  3. Yes – never. No, I have never said yes to a blurb request. (And if you’ve read my previous posts, you know how much I generally hate “always/never” rules.) By that, I mean I say “Yes, please send it to me,” but never “Yes, I’ll give you a blurb.” Anything could happen along the way. First of all, there’s always a chance I won’t like the book, and I don’t believe in blurbing books I don’t like, no matter who the request is from. I might run out of time; I might have an unexpected emergency. An enthusiastic “Please send it to me, I’ll do my best!” doesn’t overpromise.
  4. Nothing – almost never. Now, I may have slipped up once or twice, but just not responding at all is not my style. And see #1 – there’s nothing wrong with a no. Just leaving it hanging out there isn’t terribly helpful. If you say no in a timely fashion, the writer can cross you off their list in plenty of time to send other requests. Now, I’ve read a few aspiring writers online trashing the more established writers who didn’t blurb them — And she didn’t even write me back! Can you believe the nerve!??! She’s not so great, anyway! — which, frankly, reflects more poorly on the complaining writer than the complained-about. No one owes you a blurb. If they don’t write back to you, shrug and move on. (If you take everything personally, might I gently suggest that publishing is probably not the career for you?)

Decide for yourself, obviously, what works for you. This is what has worked for me. Some writers don’t believe at all in the blurb ecosystem; some truly receive too many requests to consider them all.

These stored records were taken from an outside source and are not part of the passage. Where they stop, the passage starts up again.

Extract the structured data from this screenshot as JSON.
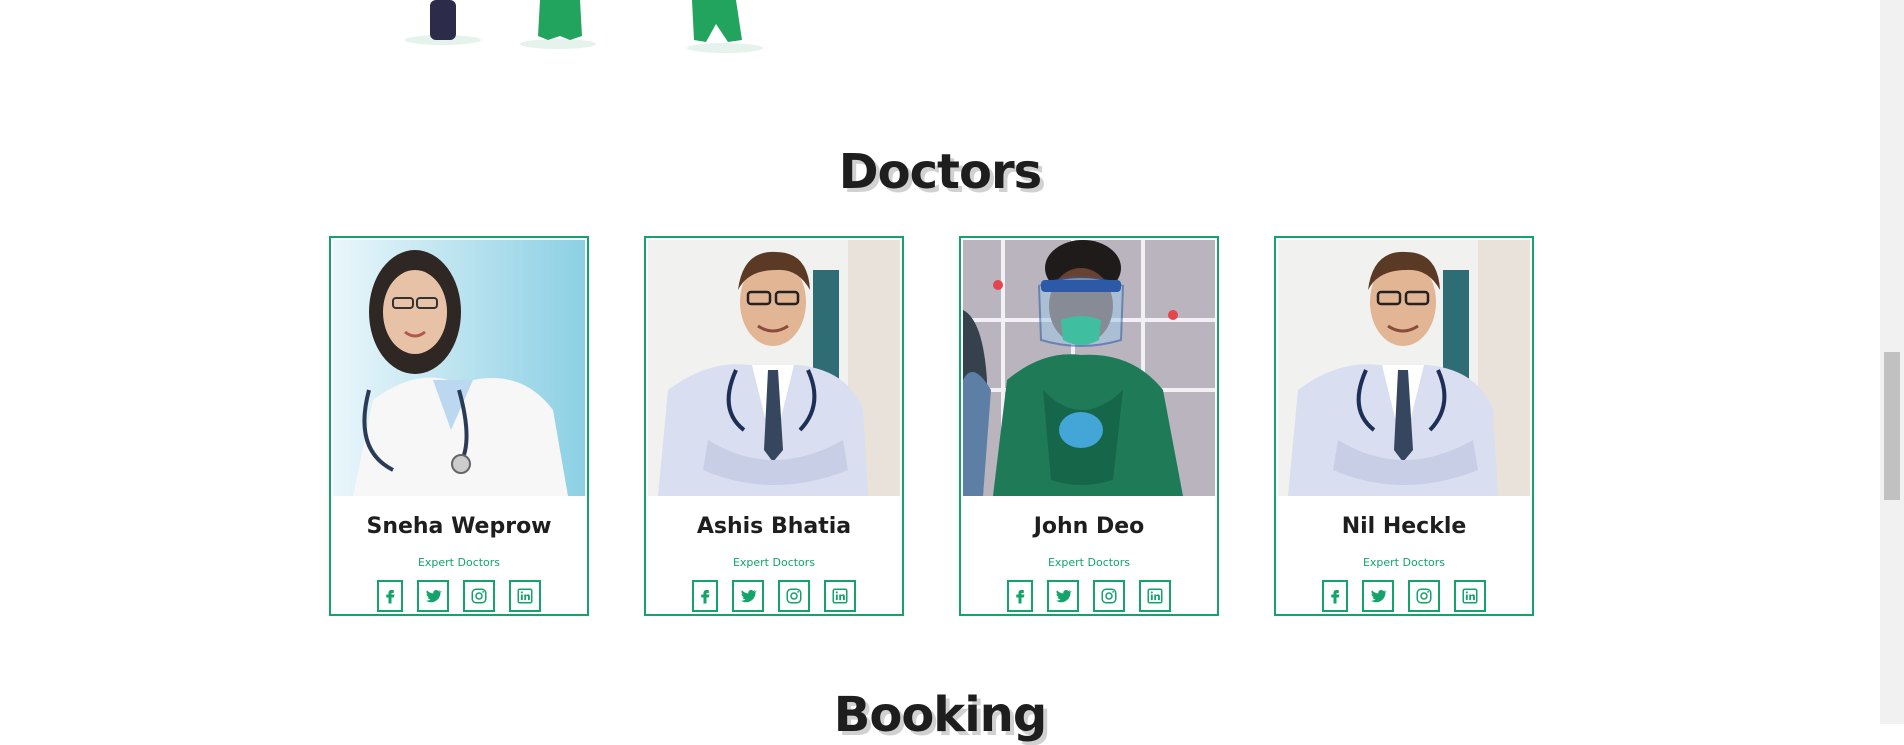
{
  "illustration": {
    "label": "medical-staff-illustration"
  },
  "doctors_section": {
    "title": "Doctors",
    "cards": [
      {
        "name": "Sneha Weprow",
        "role": "Expert Doctors",
        "photo": "female-doctor-photo"
      },
      {
        "name": "Ashis Bhatia",
        "role": "Expert Doctors",
        "photo": "male-doctor-photo"
      },
      {
        "name": "John Deo",
        "role": "Expert Doctors",
        "photo": "doctor-with-face-shield-photo"
      },
      {
        "name": "Nil Heckle",
        "role": "Expert Doctors",
        "photo": "male-doctor-photo"
      }
    ],
    "social_icons": [
      "facebook-icon",
      "twitter-icon",
      "instagram-icon",
      "linkedin-icon"
    ]
  },
  "booking_section": {
    "title": "Booking"
  },
  "colors": {
    "accent": "#13a36b",
    "text": "#1e1e1e"
  }
}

But as long as I can make time to read a few more books a year, it makes sense that some of these books will be not-yet-published novels I can write 40 kind words for. When I was an unknown author I benefitted from more established authors (and booksellers and librarians) taking the time to read my work and say nice things about it. I take great pleasure in paying that kindness forward.

Q: If you’re asked for a blurb, which of the four answers do you use?

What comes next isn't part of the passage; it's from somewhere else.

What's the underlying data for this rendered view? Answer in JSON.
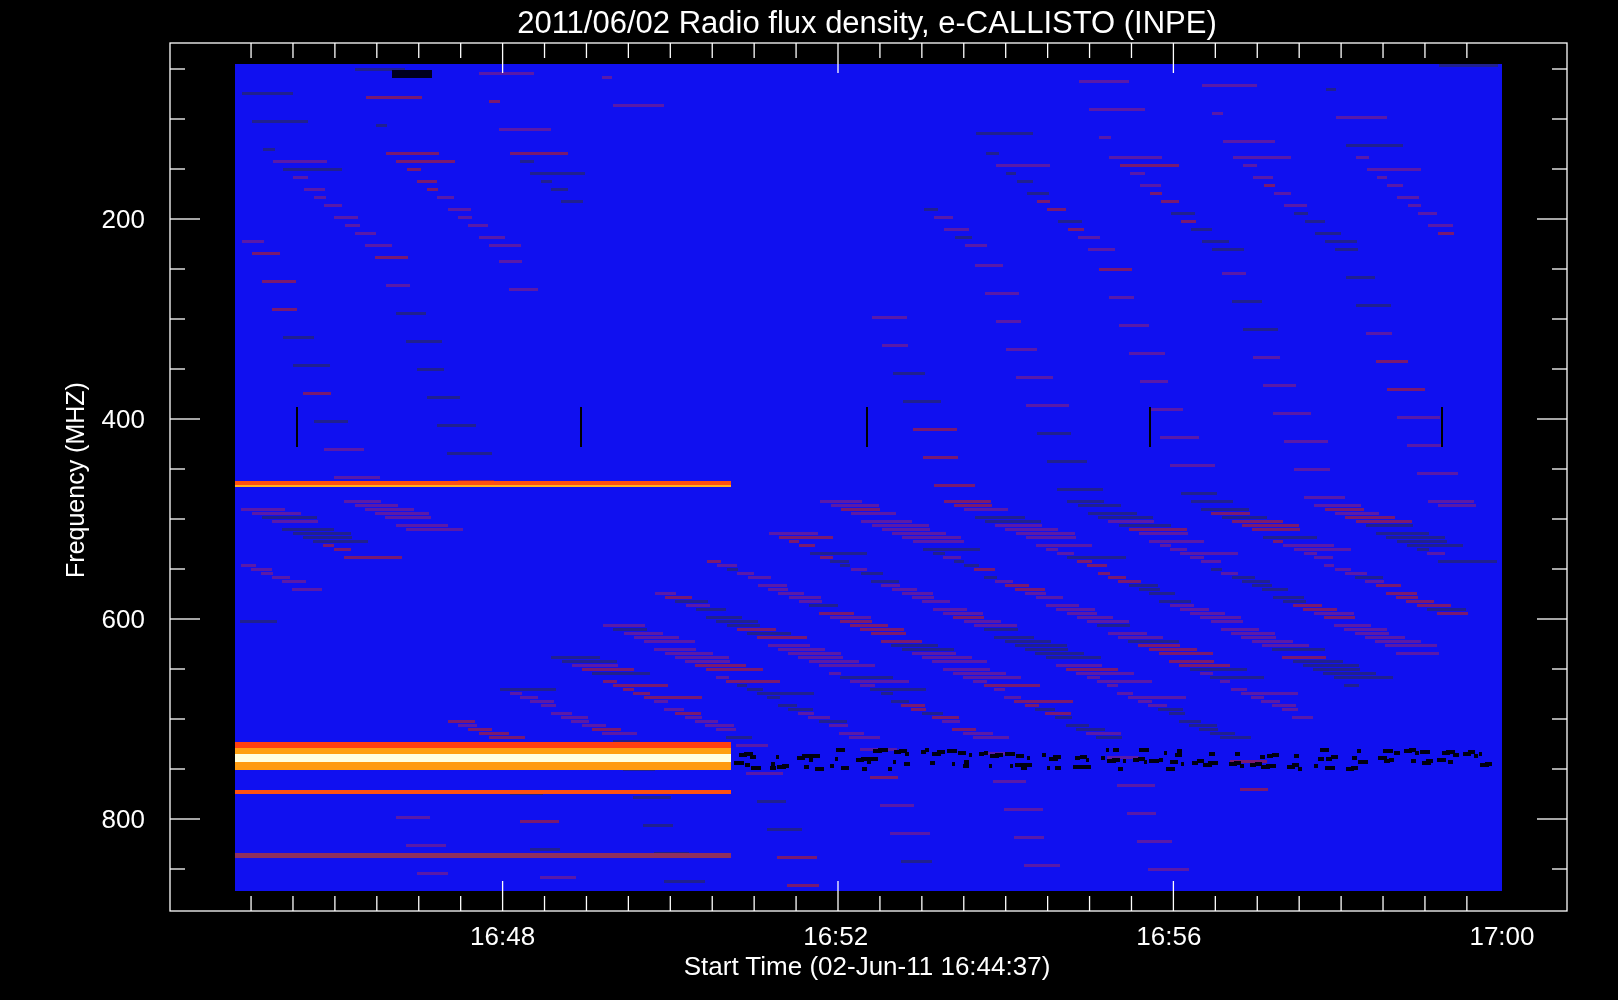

About Greer Macallister [2]

Raised in the Midwest, Greer Macallister earned her MFA in creative writing from American University. Her debut novel THE MAGICIAN'S LIE was a USA Today bestseller, an Indie Next pick, and a Target Book Club selection. Her novels GIRL IN DISGUISE (“a rip-roaring, fast-paced treat to read” - Booklist) and WOMAN 99 (“a nail biter that makes you want to stand up and cheer” - Kate Quinn) were inspired by pioneering 19th-century private detective Kate Warne and fearless journalist Nellie Bly, respectively. Her new book, THE ARCTIC FURY, was named an Indie Next and Library Reads pick, an Amazon Best Book of the Month, and a spotlighted new release at PopSugar, Libro.fm, and Goodreads. A regular contributor to Writer Unboxed and the Chicago Review of Books, she lives with her family in Washington, DC. www.greermacallister.com